The successes eventually made Redding financially comfortable, and he bought a 300-acre ranch which he called “Big O Ranch.” He also started his own label Jotis. Redding was the picture of a self-made man who was extremely successful, which was quite rare for an African-American during his time — he was also a successful businessman who had a good taste for clothes and shoes (and he owned over a hundred pairs of them!). Stax was also doing great as well, reaping the benefits of its own success.
Apart from his recordings and production work, Redding also gained fame for his magnetic stage presence, which was clearly seen when he performed at the Monterey International Pop Festival in June 1967. His performance there was enthusiastically greeted by the audience, and became successful.

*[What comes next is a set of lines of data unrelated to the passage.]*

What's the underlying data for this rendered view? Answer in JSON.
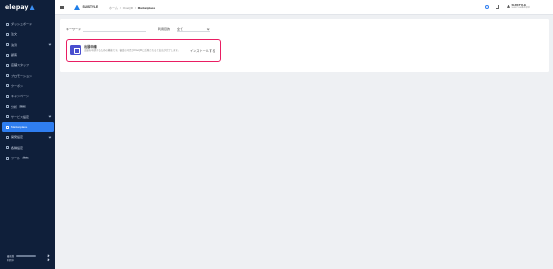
{
  "sidebar": {
    "brand": "elepay",
    "items": [
      {
        "label": "ダッシュボード",
        "icon": "dashboard-icon",
        "chevron": false,
        "badge": ""
      },
      {
        "label": "注文",
        "icon": "order-icon",
        "chevron": false,
        "badge": ""
      },
      {
        "label": "決済",
        "icon": "payment-icon",
        "chevron": true,
        "badge": ""
      },
      {
        "label": "顧客",
        "icon": "customer-icon",
        "chevron": false,
        "badge": ""
      },
      {
        "label": "店舗スタッフ",
        "icon": "staff-icon",
        "chevron": false,
        "badge": ""
      },
      {
        "label": "プロモーション",
        "icon": "promotion-icon",
        "chevron": false,
        "badge": ""
      },
      {
        "label": "クーポン",
        "icon": "coupon-icon",
        "chevron": false,
        "badge": ""
      },
      {
        "label": "キャンペーン",
        "icon": "campaign-icon",
        "chevron": false,
        "badge": ""
      },
      {
        "label": "分析",
        "icon": "analytics-icon",
        "chevron": false,
        "badge": "Beta"
      },
      {
        "label": "サービス設定",
        "icon": "service-settings-icon",
        "chevron": true,
        "badge": ""
      },
      {
        "label": "Marketplace",
        "icon": "marketplace-icon",
        "chevron": false,
        "badge": "",
        "active": true
      },
      {
        "label": "開発設定",
        "icon": "developer-settings-icon",
        "chevron": true,
        "badge": ""
      },
      {
        "label": "各種設定",
        "icon": "settings-icon",
        "chevron": false,
        "badge": ""
      },
      {
        "label": "ツール",
        "icon": "tools-icon",
        "chevron": false,
        "badge": "Beta"
      }
    ],
    "footer": {
      "line1": "最新版",
      "line2": "利用中"
    }
  },
  "topbar": {
    "org_name": "SUISTYLE",
    "breadcrumb": [
      "ホーム",
      "OneQR",
      "Marketplace"
    ],
    "breadcrumb_sep": "/",
    "user_name": "SUISTYLE",
    "user_sub": "SUISTYLE株式会社"
  },
  "filters": {
    "keyword_label": "キーワード",
    "keyword_value": "",
    "category_label": "利用目的",
    "category_value": "全て"
  },
  "app_card": {
    "name": "出展申請",
    "description": "出展を申請するための機能です。審査の可否がOneQRに反映されると出店が完了します。",
    "install_label": "インストールする",
    "icon": "shop-icon"
  },
  "colors": {
    "sidebar_bg": "#0f1f3a",
    "accent": "#2f7ef0",
    "highlight": "#e91e63",
    "app_icon": "#4a4fcf"
  }
}
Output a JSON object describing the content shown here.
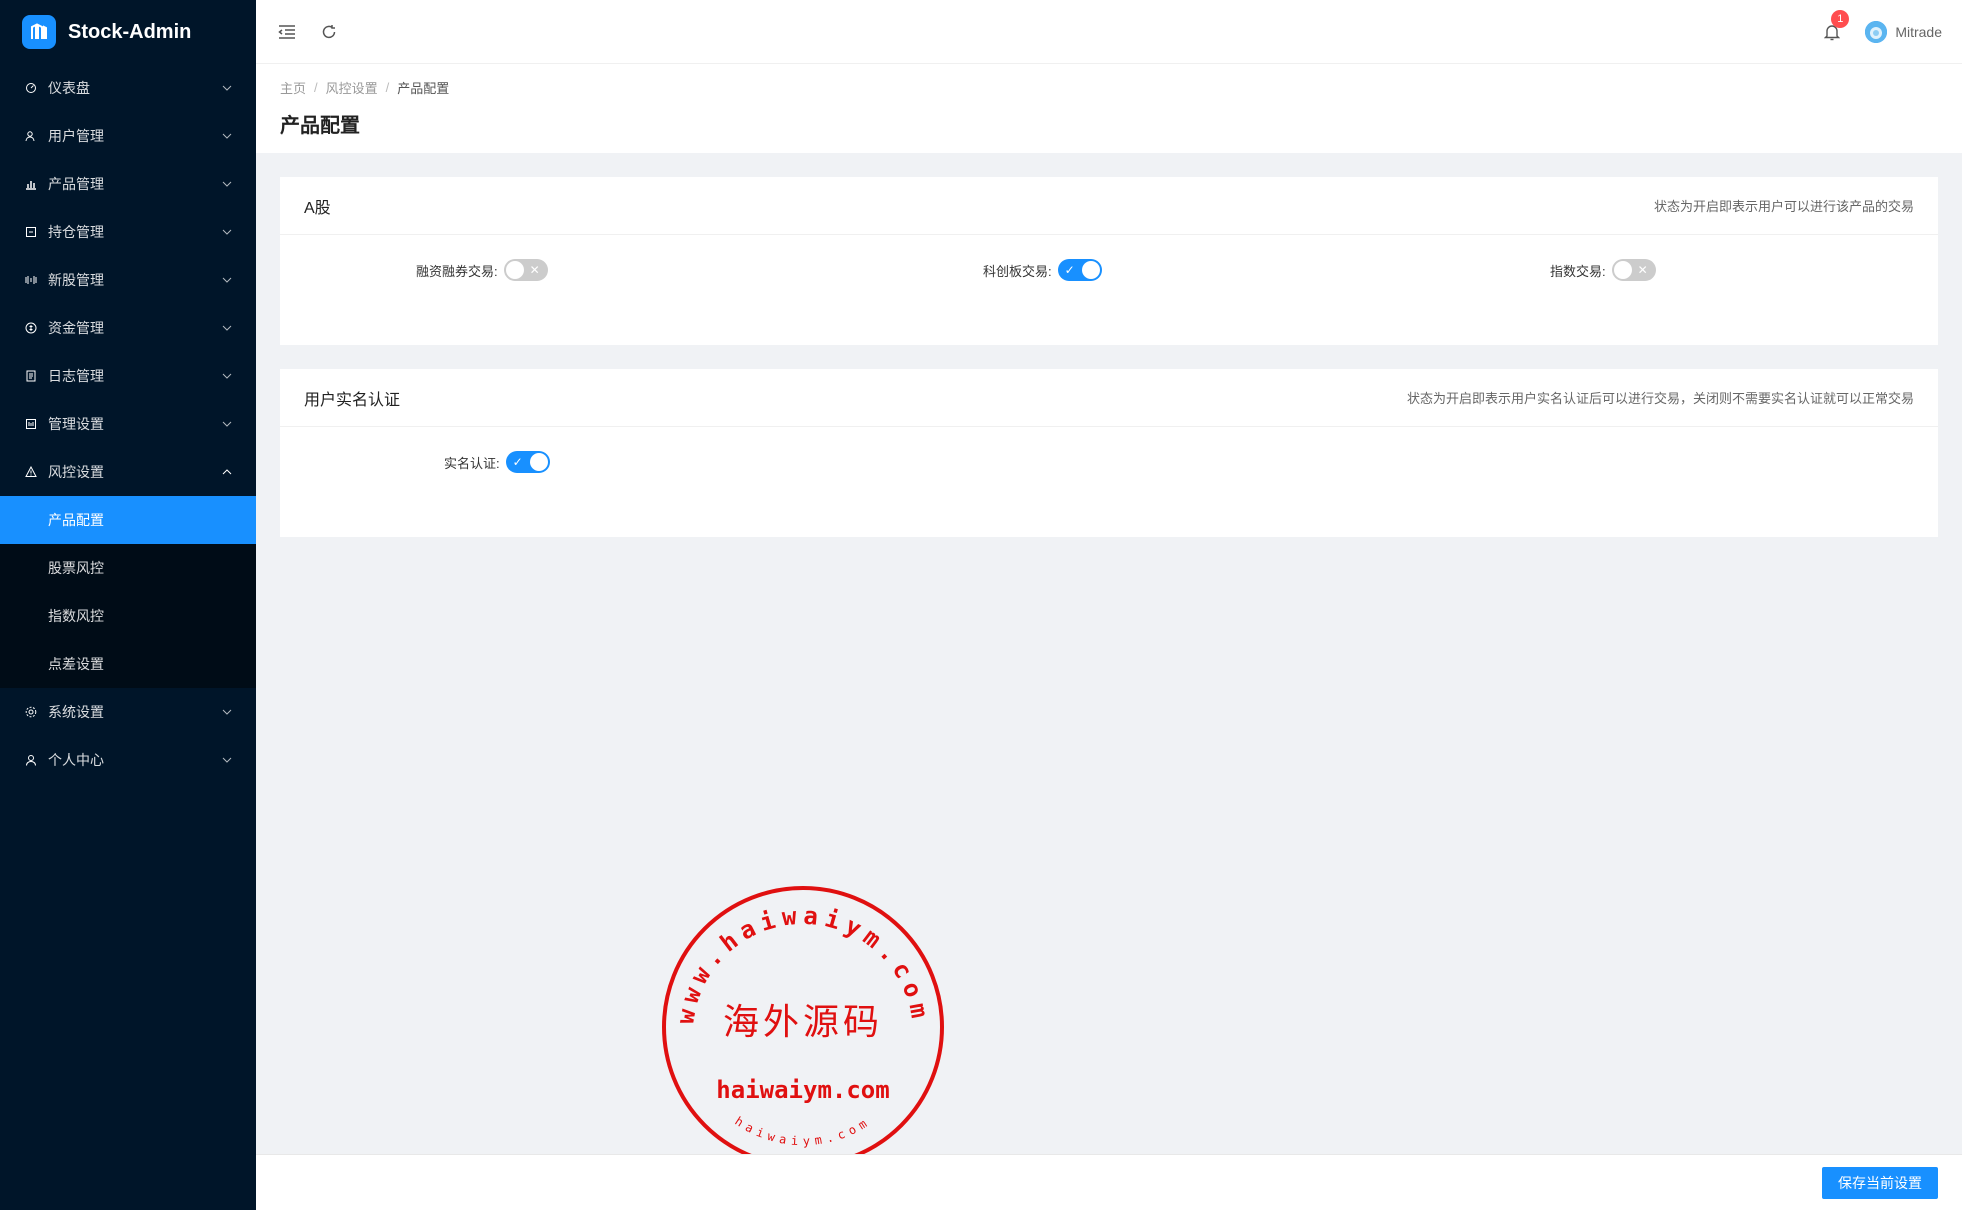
{
  "app": {
    "title": "Stock-Admin"
  },
  "sidebar": {
    "items": [
      {
        "label": "仪表盘",
        "icon": "dashboard-icon"
      },
      {
        "label": "用户管理",
        "icon": "users-icon"
      },
      {
        "label": "产品管理",
        "icon": "chart-icon"
      },
      {
        "label": "持仓管理",
        "icon": "holdings-icon"
      },
      {
        "label": "新股管理",
        "icon": "new-stock-icon"
      },
      {
        "label": "资金管理",
        "icon": "money-icon"
      },
      {
        "label": "日志管理",
        "icon": "log-icon"
      },
      {
        "label": "管理设置",
        "icon": "admin-settings-icon"
      },
      {
        "label": "风控设置",
        "icon": "warning-icon"
      },
      {
        "label": "系统设置",
        "icon": "gear-icon"
      },
      {
        "label": "个人中心",
        "icon": "user-icon"
      }
    ],
    "risk_submenu": [
      {
        "label": "产品配置",
        "active": true
      },
      {
        "label": "股票风控",
        "active": false
      },
      {
        "label": "指数风控",
        "active": false
      },
      {
        "label": "点差设置",
        "active": false
      }
    ]
  },
  "header": {
    "notification_count": "1",
    "username": "Mitrade"
  },
  "breadcrumb": [
    "主页",
    "风控设置",
    "产品配置"
  ],
  "page_title": "产品配置",
  "cards": {
    "a_shares": {
      "title": "A股",
      "hint": "状态为开启即表示用户可以进行该产品的交易",
      "fields": [
        {
          "label": "融资融券交易:",
          "on": false
        },
        {
          "label": "科创板交易:",
          "on": true
        },
        {
          "label": "指数交易:",
          "on": false
        }
      ]
    },
    "realname": {
      "title": "用户实名认证",
      "hint": "状态为开启即表示用户实名认证后可以进行交易，关闭则不需要实名认证就可以正常交易",
      "fields": [
        {
          "label": "实名认证:",
          "on": true
        }
      ]
    }
  },
  "footer": {
    "save_label": "保存当前设置"
  },
  "watermark": {
    "ring_text": "www.haiwaiym.com",
    "center_text": "海外源码",
    "domain_text": "haiwaiym.com",
    "bottom_text": "haiwaiym.com"
  },
  "colors": {
    "sidebar_bg": "#001529",
    "primary": "#1890ff",
    "stamp": "#e01010"
  }
}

Death, and posthumous hit “(Sittin’ on) the Dock of the Bay”
On December 6, 1967, Redding recorded “(Sittin’ on) the Dock of the Bay” at Stax. He had written the song with Steven Cropper while spending time with their friend in Sausalito. The sound presented a more different sound compared to his previous recordings. Despite the song meeting with disapproval of Stax colleagues and even of his wife, Redding nevertheless believed that the song will top the charts.
Redding’s prediction that “(Sittin’ on) the Dock of the Bay” would prove correct. But unfortunately, he would not be around to see the song’s success.
On December 10, 1967, four days after recording the song, Redding and the four members of his backing band the Bar-Kays perished after their chartered plane crashed into Lake Morona in Wisconsin.
All eight but Bar-Kays member Ben Cauley perished in the crash. The casualties also included their pilot and their valet. Redding was only 26 years old when he died.
His death sent shockwaves across the country; Redding’s funeral was attended by over 4,500 mourners. Stax was also devastated by his untimely demise as it was already on the financial rocks. The label soon discovered that Atlantic Records owned Redding’s entire catalog.
“(Sittin’ on) The Dock of the Bay” was released in January 1968. And just like what Redding himself predicted, the song made to #1 on both the Billboard pop and R&B singles chart. It sold over four million copies all over the world. It is Redding’s only number one single, and it was also the first time in US music history a posthumous song made it to #1.
“(Sittin’ on) The Dock of the Bay” became a major influence in the 1960s soul movement by blending the elements of R&B with folk.
Redding was inducted into the Rock and Roll Hall of Fame in 1989. Ten years later he was given the Lifetime Achievement Award by the Grammy Awards.